During deal coaching sessions, managers and reps discuss questions relevant to the deal, such as:
Then, the rep and manager work together to make a game plan to move the deal through the funnel. That might include taking a different approach or sharing a specific piece of content – among other actions.
Deal coaching can be an effective way to improve a single interaction or single deal and often happens on an ongoing basis, typically at least weekly.
Skill coaching is extremely important. But unfortunately, it’s a lot less common. Per the 2022 State of Sales Readiness report, a mere 24% of sales reps report being coached on skills.
Rather than focusing on deals, skill coaching focuses on the sellers. The aim of
skill coaching is to ensure sellers have mastery of the skills, competencies, and behaviors needed to close more deals.
What skills should managers focus on? It depends. Managers should measure their reps against their ideal rep profile to identify where each rep needs additional coaching. Then, the manager can measure how coaching (as well as follow-up efforts) is driving improvement.
Unlike deal coaching, skill coaching can lead to behavior change. Improved behaviors lead to greater long-term sales success.

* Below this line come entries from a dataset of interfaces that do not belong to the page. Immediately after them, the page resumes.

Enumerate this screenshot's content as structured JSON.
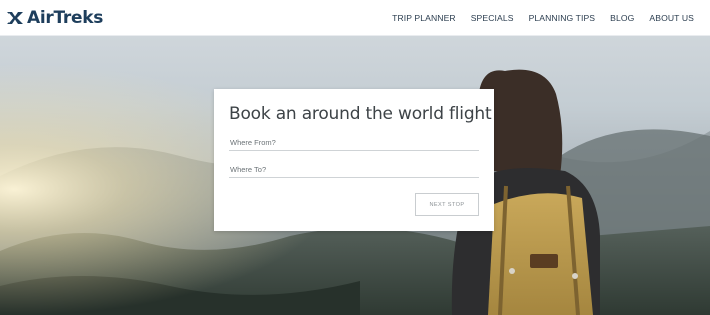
{
  "brand": {
    "name": "AirTreks",
    "icon": "airtreks-arrows-icon",
    "color": "#1e3e5c"
  },
  "nav": {
    "items": [
      {
        "label": "TRIP PLANNER"
      },
      {
        "label": "SPECIALS"
      },
      {
        "label": "PLANNING TIPS"
      },
      {
        "label": "BLOG"
      },
      {
        "label": "ABOUT US"
      }
    ]
  },
  "booking": {
    "title": "Book an around the world flight",
    "from": {
      "value": "",
      "placeholder": "Where From?"
    },
    "to": {
      "value": "",
      "placeholder": "Where To?"
    },
    "next_label": "NEXT STOP"
  }
}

Strategic, data-driven sales coaching can have a large, positive impact on key business outcomes. In fact, the impact of great sales coaching is proven.
Effective sales coaching leads to higher performing sales reps. Research from Heinz Marketing and Mindtickle found that 8 out of 10 sales teams with effective coaching practices hit greater than 75% of sales quotas.
The more formalized the sales coaching program, the larger the impact. According to CSO Insights, organizations with a dynamic approach to sales coaching achieve significantly higher win rates and quota attainment than average.
In addition, more frequent coaching leads to better results. Research from Sales Readiness Group found that sales managers at high-impact organizations (those where 75% of sales reps reach quota) spend significantly more time coaching than sales managers at average and low-performing organizations. Our own research found that the average rep receives one manager-led coaching session per month. However, managers of top-performing reps complete an average of three formal, manager-led coaching sessions per rep per month.
Great sales coaching helps reps close more deals and improve skills that drive long-term success. So it makes sense that poor sales coaching leads to ill-equipped sales reps who are more likely to miss their sales targets.
In addition, poor coaching can be indicative of a negative relationship between managers and reps. These poor relationships lead to higher churn rates. DDI research found that a staggering 57% of employees have left a job because of their manager. When churn is high, managers must spend more time filling vacant roles – and less time helping their sellers succeed.